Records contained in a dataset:
──────────────────────────────
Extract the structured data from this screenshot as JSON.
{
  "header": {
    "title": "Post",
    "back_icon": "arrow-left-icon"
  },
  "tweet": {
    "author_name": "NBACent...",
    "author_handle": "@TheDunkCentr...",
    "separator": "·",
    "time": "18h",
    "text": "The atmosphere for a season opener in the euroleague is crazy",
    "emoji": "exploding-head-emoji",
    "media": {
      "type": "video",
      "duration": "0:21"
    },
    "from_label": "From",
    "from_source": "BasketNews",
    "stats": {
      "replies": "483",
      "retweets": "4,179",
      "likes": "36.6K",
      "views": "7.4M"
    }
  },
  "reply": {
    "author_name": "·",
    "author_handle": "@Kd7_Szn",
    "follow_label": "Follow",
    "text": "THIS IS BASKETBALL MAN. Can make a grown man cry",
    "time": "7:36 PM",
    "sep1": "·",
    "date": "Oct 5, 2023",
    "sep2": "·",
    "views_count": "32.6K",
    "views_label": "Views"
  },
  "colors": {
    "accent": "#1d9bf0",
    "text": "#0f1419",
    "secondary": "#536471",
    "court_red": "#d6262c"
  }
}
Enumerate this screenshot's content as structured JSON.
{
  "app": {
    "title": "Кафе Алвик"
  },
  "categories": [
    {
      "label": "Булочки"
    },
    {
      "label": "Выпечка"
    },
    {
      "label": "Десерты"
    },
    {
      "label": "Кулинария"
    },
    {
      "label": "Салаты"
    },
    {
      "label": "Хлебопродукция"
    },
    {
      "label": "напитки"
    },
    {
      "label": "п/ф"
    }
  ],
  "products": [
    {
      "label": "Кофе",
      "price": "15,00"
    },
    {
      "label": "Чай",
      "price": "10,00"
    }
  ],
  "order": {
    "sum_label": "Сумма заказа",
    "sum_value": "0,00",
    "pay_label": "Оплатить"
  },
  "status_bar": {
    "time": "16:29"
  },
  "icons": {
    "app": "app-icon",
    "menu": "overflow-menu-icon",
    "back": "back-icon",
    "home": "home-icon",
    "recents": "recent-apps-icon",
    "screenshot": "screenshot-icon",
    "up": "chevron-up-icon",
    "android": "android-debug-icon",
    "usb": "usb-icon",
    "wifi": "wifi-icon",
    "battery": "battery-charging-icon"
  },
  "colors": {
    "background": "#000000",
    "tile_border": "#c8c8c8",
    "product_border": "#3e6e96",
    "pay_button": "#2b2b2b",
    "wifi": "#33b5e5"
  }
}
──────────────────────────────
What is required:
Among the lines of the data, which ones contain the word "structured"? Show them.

Response:
Extract the structured data from this screenshot as JSON.
Enumerate this screenshot's content as structured JSON.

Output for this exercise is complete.